■ **Problem**
Every line with the string "блока" should be copied from the data.

■ **Exercise materials**
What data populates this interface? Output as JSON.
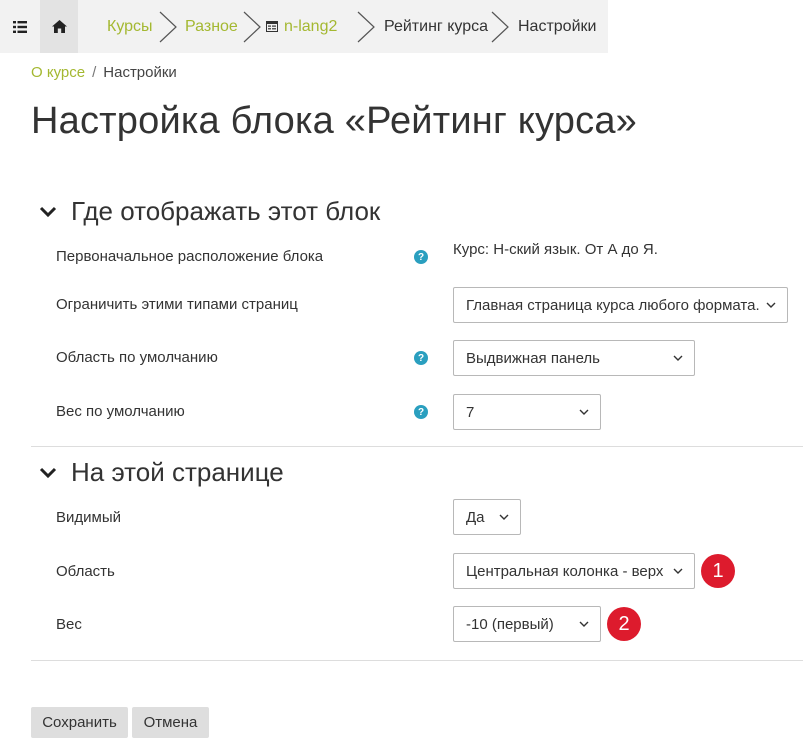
{
  "navbar": {
    "menu_icon": "list-icon",
    "home_icon": "home-icon",
    "breadcrumbs": [
      {
        "label": "Курсы",
        "link": true
      },
      {
        "label": "Разное",
        "link": true
      },
      {
        "label": "n-lang2",
        "link": true,
        "icon": "course-icon"
      },
      {
        "label": "Рейтинг курса",
        "link": false
      },
      {
        "label": "Настройки",
        "link": false
      }
    ]
  },
  "subcrumb": {
    "link": "О курсе",
    "separator": "/",
    "current": "Настройки"
  },
  "page_title": "Настройка блока «Рейтинг курса»",
  "sections": [
    {
      "title": "Где отображать этот блок",
      "rows": [
        {
          "label": "Первоначальное расположение блока",
          "help": true,
          "value": "Курс: Н-ский язык. От А до Я."
        },
        {
          "label": "Ограничить этими типами страниц",
          "help": false,
          "value": "Главная страница курса любого формата."
        },
        {
          "label": "Область по умолчанию",
          "help": true,
          "value": "Выдвижная панель"
        },
        {
          "label": "Вес по умолчанию",
          "help": true,
          "value": "7"
        }
      ]
    },
    {
      "title": "На этой странице",
      "rows": [
        {
          "label": "Видимый",
          "value": "Да"
        },
        {
          "label": "Область",
          "value": "Центральная колонка - верх"
        },
        {
          "label": "Вес",
          "value": "-10 (первый)"
        }
      ]
    }
  ],
  "annotations": [
    "1",
    "2"
  ],
  "buttons": {
    "save": "Сохранить",
    "cancel": "Отмена"
  },
  "colors": {
    "link": "#a4b831",
    "help_icon": "#2a9fbf",
    "badge": "#dd1b2d",
    "navbar_bg": "#f2f2f2"
  }
}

■ **Your response**
  "page_title": "Настройка блока «Рейтинг курса»",
          "label": "Первоначальное расположение блока",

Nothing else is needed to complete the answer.